Chinese people? Or will it turn out to be a dead end, abandoned for the same reason people don’t
return to many websites: lack of fresh content? All of these questions arise for the long-time (4
years can seem like a long time in China) observer of the country’s hulian wangluo development.
The implicit argument that runs through official rationales for all these "non-Internet"
interconnecting networks is that the Chinese people 1) do not have the language ability to make
use of the Internet, 2) would anyway prefer their own, (read "safe") local information rather than
have to wade through all the potentially “dangerous” information on the Internet, and 3) would be

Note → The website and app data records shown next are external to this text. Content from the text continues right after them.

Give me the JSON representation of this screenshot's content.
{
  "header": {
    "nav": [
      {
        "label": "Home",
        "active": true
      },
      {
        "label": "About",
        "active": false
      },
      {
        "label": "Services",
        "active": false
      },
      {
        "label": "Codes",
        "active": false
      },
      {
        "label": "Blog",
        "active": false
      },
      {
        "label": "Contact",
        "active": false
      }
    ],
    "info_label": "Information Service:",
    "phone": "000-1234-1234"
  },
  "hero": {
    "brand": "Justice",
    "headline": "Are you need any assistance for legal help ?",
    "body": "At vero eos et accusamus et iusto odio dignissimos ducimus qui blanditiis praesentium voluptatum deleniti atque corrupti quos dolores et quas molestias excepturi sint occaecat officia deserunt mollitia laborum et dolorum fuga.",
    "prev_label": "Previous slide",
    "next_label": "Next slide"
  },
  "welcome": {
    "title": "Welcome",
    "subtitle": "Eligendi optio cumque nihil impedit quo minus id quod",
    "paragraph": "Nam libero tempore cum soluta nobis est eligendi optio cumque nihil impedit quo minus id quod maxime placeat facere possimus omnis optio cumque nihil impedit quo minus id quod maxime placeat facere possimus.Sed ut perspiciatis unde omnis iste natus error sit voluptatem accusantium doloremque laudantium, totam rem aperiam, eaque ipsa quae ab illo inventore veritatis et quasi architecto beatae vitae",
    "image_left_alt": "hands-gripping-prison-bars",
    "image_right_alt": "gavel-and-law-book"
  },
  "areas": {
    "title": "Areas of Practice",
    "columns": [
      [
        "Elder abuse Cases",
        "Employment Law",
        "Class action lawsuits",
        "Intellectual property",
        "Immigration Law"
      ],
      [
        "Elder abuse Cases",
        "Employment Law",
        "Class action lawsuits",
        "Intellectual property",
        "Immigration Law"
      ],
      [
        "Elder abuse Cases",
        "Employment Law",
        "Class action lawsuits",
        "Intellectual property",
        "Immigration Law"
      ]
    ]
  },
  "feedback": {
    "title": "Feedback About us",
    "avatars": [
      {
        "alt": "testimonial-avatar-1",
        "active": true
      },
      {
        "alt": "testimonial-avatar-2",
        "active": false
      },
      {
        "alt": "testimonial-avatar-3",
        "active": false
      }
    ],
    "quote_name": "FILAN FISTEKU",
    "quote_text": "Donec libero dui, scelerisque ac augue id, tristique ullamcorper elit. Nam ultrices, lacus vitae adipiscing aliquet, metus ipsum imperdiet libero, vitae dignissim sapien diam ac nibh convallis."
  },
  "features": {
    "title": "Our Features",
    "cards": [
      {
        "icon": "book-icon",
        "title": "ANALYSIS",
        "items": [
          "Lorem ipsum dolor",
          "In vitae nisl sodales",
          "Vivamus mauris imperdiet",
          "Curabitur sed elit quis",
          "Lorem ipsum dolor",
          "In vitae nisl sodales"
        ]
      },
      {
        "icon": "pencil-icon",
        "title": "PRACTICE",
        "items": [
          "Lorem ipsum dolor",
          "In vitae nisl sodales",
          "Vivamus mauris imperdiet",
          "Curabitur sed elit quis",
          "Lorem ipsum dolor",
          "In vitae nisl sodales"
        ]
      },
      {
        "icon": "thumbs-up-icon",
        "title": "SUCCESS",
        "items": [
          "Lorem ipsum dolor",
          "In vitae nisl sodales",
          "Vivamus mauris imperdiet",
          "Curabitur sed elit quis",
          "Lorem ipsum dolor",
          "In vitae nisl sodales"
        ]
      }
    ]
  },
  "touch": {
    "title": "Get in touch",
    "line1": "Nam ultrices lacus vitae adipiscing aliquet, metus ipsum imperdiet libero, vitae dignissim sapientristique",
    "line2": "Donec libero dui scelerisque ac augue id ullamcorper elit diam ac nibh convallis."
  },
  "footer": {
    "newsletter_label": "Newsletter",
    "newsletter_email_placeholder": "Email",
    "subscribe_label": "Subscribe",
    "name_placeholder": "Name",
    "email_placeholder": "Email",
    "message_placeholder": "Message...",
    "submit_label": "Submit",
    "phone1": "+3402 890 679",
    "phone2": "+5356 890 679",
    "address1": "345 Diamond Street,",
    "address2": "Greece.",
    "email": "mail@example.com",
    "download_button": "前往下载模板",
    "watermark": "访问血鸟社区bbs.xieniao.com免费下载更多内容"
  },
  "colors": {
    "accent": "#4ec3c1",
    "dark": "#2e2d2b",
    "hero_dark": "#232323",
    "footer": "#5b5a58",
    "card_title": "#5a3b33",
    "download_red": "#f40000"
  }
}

more willing to pay less and not have to register with the PSB. Several trends would appear to
run counter to these assumptions, 1) more and more Chinese language material is finding its way
onto the Internet, as are more and more language specific search engines. Being an
entrepreneurial people, Chinese have taken quickly to the business/communications potentialities
of the Internet. Of course, much of the material is from "dangerous" sources, such as Taiwan and
the Chinese dissident community, but a lot is also business-relevant information; 2) while it is true that many Chinese probably do not want to read the New York Times or Beijing Spring online,
they are increasingly better educated and interested in the outside world, about which they have
precious little information.
On the other hand, it may be that China, or at least some segment of potential online customers,
needs such "training wheels." Jumping full bore into the information free-for-all that is the
Internet requires some sophisticated filtering by the user, and Western users, accustomed to years
of such filtering, are clearly better equipped than Chinese growing up in a world of information
monopoly. Chinese have a legitimate concern about the potential damage to cultural values of
introducing pornography and other unwanted dark corners of the Internet. In addition, recent
upsurges of hacking from inside and out (see Cracker War on China) naturally feed into a
tendency to wall off, control access.
China’s encounter with the Internet however, reminds historians of past Chinese attempts to have
"Western means," while maintaining a “Chinese essence.” Walling off Chinese to the Internet
may prove an effective short-term approach, but is ultimately not sustainable...